Men give me some credit for genius. All the genius I have lies in this: When I have a subject in hand, I study it profoundly. Day and night it is before me. I explore it in all its bearings. My mind becomes pervaded with it. Then the effort which I have made is what people are pleased to call the fruit of genius. It is the fruit of labor and thought.
know what you're thinking: we're smarter than bacteria.
No doubt about it, we're smarter than every other living creature that ever walked, crawled, or slithered on Earth. But how smart is that? We cook our food. We compose poetry and music. We do art and science. We're good at math. Even if you're bad at math, you're probably much better at it than the smartest chimpanzee, whose genetic identity varies in only trifling ways from ours. Try as they might, primatologists will never get a chimpanzee to learn the multiplication table or do long division.
If small genetic differences between us and our fellow apes account for our vast difference in intelligence, maybe that difference in intelligence is not so vast after all.
Imagine a life-form whose brainpower is to ours as ours is to a chimpanzee's. To such a species, our highest mental achievements would be trivial. Their toddlers, instead of learning their ABCs on Sesame Street, would learn multivariable calculus on Boolean Boulevard. Our most complex theorems, our deepest philosophies, the cherished works of our most creative artists, would be projects their schoolkids bring home for Mom and Dad to display on the refrigerator door. These creatures would study Stephen Hawking (who occupies the same endowed professorship once held by Newton at the University of Cambridge) because he's slightly more clever than other humans, owing to his ability to do theoretical astrophysics and other rudimentary calculations in his head.

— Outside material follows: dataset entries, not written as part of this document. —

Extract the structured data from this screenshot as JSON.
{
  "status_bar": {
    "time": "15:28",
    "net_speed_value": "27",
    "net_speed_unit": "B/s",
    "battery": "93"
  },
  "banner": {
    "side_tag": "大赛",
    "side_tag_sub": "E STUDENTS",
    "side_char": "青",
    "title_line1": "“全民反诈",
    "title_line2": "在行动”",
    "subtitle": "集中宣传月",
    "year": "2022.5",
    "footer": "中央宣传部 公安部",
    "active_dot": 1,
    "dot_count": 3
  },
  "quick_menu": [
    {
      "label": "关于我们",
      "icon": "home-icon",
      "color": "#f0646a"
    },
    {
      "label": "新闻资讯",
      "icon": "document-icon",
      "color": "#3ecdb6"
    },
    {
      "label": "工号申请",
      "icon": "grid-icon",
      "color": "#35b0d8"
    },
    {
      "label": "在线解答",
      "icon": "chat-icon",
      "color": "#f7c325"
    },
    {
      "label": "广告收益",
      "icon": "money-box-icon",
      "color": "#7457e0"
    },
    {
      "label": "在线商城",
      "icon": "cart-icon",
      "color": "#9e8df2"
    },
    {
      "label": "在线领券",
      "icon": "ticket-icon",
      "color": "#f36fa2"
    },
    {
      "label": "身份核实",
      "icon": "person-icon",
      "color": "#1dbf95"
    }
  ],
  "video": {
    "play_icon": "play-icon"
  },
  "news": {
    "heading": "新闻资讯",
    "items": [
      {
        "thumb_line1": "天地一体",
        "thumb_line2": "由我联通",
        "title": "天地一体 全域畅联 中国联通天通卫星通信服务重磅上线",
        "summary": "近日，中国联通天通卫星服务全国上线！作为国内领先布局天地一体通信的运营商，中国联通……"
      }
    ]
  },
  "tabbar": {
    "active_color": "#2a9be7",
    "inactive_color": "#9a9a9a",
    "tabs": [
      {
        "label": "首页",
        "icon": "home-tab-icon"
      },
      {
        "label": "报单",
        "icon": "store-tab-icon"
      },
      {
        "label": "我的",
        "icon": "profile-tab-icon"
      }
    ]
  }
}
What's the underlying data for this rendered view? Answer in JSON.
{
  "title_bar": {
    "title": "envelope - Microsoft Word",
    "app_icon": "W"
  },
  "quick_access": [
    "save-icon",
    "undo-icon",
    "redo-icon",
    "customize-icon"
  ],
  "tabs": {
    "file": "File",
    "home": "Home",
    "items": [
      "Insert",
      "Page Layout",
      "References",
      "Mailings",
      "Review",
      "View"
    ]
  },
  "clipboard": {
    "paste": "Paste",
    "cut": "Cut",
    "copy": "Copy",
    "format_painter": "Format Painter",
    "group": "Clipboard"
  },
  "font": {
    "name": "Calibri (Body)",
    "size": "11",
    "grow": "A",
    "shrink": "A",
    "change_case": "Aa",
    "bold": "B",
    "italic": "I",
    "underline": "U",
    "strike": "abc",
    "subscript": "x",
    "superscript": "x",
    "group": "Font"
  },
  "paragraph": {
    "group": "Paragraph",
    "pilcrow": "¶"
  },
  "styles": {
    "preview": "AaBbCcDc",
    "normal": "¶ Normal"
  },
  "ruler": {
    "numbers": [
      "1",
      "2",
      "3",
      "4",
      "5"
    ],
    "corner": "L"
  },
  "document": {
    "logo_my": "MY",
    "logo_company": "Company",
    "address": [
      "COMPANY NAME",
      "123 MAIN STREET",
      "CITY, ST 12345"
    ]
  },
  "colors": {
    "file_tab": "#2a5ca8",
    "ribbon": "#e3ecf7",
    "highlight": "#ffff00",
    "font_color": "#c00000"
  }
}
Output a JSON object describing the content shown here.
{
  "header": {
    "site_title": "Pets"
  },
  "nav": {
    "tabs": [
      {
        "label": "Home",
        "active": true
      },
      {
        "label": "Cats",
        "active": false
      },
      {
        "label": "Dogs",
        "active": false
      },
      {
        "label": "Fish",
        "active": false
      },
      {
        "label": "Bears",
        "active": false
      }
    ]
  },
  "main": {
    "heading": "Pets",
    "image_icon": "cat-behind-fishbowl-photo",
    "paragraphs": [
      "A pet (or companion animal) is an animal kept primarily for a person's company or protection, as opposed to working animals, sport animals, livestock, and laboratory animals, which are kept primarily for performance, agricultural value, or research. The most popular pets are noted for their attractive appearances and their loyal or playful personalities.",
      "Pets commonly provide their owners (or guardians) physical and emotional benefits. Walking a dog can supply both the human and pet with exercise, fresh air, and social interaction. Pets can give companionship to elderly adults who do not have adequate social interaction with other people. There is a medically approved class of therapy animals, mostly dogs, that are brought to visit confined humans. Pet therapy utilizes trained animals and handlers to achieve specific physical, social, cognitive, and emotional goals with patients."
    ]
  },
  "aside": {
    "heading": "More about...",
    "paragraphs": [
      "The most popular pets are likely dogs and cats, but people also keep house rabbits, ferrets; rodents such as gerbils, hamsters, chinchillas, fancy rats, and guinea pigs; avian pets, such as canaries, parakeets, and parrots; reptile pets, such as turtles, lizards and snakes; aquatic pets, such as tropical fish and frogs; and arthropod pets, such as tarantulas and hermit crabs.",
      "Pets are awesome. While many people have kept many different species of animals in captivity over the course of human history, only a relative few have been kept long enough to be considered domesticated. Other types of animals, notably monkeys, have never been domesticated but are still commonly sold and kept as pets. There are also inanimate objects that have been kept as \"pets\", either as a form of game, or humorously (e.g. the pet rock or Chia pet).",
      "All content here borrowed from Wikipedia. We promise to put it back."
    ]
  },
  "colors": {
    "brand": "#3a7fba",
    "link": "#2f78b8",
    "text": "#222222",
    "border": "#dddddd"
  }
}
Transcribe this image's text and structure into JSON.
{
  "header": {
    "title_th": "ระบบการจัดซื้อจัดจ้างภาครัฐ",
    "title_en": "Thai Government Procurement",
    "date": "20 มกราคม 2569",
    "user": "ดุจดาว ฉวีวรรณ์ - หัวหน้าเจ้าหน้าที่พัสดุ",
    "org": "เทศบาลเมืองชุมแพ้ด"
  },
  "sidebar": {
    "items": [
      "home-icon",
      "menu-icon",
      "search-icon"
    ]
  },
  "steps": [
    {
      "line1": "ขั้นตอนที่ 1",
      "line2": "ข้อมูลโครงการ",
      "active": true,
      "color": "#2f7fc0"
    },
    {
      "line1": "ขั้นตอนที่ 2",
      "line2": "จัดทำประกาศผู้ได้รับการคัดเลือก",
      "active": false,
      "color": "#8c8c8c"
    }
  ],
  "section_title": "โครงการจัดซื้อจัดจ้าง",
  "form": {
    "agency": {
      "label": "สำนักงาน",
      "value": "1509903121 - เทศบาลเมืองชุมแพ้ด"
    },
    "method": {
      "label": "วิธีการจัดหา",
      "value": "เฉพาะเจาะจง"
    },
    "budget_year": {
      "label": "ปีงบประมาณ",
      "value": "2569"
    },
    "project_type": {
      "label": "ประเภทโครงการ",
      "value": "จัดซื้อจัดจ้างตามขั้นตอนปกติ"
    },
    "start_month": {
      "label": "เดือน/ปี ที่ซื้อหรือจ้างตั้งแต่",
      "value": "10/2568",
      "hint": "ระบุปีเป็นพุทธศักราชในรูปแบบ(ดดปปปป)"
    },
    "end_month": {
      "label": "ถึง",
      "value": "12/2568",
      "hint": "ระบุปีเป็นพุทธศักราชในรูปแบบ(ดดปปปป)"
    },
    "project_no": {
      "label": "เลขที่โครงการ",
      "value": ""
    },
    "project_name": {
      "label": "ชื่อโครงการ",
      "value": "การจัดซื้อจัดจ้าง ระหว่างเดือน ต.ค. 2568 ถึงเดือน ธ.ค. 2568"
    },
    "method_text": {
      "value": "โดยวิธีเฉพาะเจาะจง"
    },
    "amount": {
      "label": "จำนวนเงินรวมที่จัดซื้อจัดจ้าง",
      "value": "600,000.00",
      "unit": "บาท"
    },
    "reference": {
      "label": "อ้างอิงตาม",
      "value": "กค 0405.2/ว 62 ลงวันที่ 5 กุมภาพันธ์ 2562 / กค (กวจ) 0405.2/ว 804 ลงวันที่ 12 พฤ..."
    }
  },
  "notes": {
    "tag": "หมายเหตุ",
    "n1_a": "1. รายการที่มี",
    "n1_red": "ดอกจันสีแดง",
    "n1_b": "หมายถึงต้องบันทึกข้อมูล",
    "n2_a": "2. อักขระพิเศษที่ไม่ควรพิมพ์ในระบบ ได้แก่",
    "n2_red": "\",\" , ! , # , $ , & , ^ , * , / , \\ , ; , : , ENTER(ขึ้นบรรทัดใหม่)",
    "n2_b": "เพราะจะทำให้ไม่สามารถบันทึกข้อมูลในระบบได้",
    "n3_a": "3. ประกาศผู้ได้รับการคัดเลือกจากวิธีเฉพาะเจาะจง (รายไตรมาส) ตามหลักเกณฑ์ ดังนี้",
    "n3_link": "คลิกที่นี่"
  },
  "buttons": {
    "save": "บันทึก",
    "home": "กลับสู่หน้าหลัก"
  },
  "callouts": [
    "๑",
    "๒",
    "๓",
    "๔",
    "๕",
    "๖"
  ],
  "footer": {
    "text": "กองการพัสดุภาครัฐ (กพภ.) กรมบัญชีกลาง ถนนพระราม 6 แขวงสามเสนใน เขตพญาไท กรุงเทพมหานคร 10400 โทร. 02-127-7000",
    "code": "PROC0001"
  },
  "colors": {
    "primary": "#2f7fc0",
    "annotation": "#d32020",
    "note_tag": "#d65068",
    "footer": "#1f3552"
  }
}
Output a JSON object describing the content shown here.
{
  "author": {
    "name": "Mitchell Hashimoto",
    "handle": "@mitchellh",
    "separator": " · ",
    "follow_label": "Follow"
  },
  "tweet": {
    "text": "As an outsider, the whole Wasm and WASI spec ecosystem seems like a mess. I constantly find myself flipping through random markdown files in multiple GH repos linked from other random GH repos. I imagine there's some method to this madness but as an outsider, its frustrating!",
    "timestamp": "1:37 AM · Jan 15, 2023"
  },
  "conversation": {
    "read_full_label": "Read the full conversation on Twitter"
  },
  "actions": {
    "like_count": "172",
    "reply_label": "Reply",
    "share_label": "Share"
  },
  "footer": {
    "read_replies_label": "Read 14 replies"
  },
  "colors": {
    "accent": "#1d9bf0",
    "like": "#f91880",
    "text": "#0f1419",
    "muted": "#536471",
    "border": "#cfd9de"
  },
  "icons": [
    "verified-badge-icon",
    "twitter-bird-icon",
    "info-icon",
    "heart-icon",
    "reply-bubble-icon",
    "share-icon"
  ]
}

If a huge genetic gap separated us from our closest relative in the animal kingdom, we could justifiably celebrate our brilliance. We might be entitled to walk around thinking we're distant and distinct from our fellow creatures. But no such gap exists. Instead, we are one with the rest of nature, fitting neither above nor below, but within.